Hold Fast FRS Review – Straps for BMX Pedals
Hold Fast is a small operation out of Brooklyn that makes the pictured Foot Retention System (FRS) for BMX platform pedals, precluding the use of toe-cages. Fashioned from thick nylon webbing, all metal hardware and heavy velcro, the Hold Fast FRS is meant for abuse, and shows the attention to detail (and double stitching) of the best messenger bag companies out there. Developed for the needs of the growing fixed freestyle riding scene, straps like these are proving useful for more than just one niche market. Polo players, couriers and everyday city riders are finding that the platform pedals and lack of toe-cage has its merits beyond freestyle riding.
The Hold Fast FRS is meant for platform pedals most often seen on BMX and freeride bikes.
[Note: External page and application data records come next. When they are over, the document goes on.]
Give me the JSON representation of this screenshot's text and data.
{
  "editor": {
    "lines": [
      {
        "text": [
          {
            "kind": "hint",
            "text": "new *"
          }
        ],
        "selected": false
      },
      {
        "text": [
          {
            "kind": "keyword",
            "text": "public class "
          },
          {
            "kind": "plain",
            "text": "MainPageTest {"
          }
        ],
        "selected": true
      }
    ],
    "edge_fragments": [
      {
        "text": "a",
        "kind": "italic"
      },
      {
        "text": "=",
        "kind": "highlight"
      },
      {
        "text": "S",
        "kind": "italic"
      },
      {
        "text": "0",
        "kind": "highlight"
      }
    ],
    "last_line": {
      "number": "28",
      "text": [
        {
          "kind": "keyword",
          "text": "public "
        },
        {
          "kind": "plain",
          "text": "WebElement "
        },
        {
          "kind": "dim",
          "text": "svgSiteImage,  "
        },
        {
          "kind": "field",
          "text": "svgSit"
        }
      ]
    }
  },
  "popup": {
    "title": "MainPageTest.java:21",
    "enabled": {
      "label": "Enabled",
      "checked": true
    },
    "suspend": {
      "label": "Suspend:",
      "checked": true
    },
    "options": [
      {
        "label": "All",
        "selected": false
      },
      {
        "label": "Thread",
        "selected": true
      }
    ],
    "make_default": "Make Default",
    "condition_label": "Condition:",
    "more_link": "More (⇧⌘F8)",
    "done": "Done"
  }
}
As compared to flat road pedals, the larger platform gives a bigger contact area between pedal and shoe and tend to be designed a bit stronger for the abuse that some people put on their urban bikes. Larger feet and skate-style shoes can have a less than ideal fit with traditional clips, and some more aggressive riders find that no matter what they regularly break toe-clips. A number of people have created straps or retention systems to address these concerns with roughly the same idea of a wide strap across the top of a platform BMX pedal, with the Hold Fast being the most refined I’ve seen. Installation and adjustment is easy enough—the straps fit through the pedal body and securely loop on themselves, with the top section sliding to fit. Set it for your shoes and forget it. Ron would approve.
After a month riding the Hold Fast FRS I must say I’m thoroughly impressed, and possibly completely converted to this style of pedal retention. The first impression is secure—the large platform feels great with flexible street shoes and the large strap evenly spreads out the retention forces across the top of your foot. The feeling is akin to the difference between single and double straps, with the trick all in the angle that the strap attaches to the pedal, making the leading edge of the strap tighter and matching the shape of your foot better. Different pedals yield different results, but I have no problem flipping the pictured VP-001 and sliding my feet into the pedals with a bit of a twist to make sure they’re just right. It’s different than a toe-clip, and a bit harder at speed, but easy enough and so secure feeling in the end to make it worth getting used to. Beyond a few tumbles during polo where I’ve been tangled up in the bike, I’ve not felt that the Hold Fast FRS is too hard to release from, but I could see that concern amongst those not completely comfortable with clips and straps. For what it’s worth to the serious winter riders, the strap securely closed on a pair of thick, size 13 insulated boots as shown but was at it’s limit. I can’t imagine riding in any bulkier of a boot, but to each their own.
With the added security and feel of the large platform come some certain drawbacks, namely the heft and width of the pedal. Much of the weight penalty can be avoided by using plastic BMX pedals, or high end magnesium or otherwise expensive, lightweight versions. Platform pedals can be significantly wider and deeper than the road or track pedals many people are using, with the extra width making a drastic difference in cornering angle and increasing the likelihood of pedal strike. In my use on mainly high bottom bracket “track” bikes this has not been a problem, but is certainly something to consider with given setups.
The Hold Fast FRS is available for $57 per pair in a variety of trim colors, or roughly what a set of decent metal toe-clips and cheap double straps run. Except these are made in Brooklyn, by people you someday might even meet. I’d recommend these to anyone looking to try an alternative to toe-clips while still being able to wear street shoes, especially those engaged in more aggressive riding. I’m hooked, and find myself back in the situation of moving a single set of pedals bike to bike for different uses.